What is being asked: Search the records below for "Custom"; copy each line that has it.

---------- Data to process ----------

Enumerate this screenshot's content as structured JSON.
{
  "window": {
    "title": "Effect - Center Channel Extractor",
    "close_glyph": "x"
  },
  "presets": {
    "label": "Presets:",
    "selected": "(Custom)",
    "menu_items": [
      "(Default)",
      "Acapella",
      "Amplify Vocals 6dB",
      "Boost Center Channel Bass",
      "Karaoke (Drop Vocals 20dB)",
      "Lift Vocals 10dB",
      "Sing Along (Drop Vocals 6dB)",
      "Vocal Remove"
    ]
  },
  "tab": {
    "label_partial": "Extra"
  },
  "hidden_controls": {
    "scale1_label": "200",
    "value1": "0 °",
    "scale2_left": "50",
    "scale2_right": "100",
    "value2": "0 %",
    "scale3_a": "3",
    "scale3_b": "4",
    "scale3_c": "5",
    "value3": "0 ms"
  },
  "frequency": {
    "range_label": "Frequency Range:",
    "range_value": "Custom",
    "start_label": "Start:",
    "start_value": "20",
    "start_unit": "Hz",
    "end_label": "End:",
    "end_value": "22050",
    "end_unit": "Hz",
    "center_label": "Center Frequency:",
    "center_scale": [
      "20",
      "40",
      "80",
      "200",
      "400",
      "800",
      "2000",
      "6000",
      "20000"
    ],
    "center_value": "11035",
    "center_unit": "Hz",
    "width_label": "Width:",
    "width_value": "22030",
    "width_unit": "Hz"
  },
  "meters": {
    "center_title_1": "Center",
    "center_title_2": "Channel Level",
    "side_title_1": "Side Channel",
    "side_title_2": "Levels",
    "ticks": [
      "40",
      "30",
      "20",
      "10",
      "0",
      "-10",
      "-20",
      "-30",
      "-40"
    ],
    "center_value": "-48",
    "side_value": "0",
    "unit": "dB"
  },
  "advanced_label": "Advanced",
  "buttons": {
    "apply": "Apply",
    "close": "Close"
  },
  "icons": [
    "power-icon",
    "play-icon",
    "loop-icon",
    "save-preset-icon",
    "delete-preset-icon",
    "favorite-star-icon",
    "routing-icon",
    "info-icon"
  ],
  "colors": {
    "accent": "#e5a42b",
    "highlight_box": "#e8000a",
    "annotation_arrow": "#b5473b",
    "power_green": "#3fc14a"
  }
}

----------

Exercise response:
    "selected": "(Custom)",
    "range_value": "Custom",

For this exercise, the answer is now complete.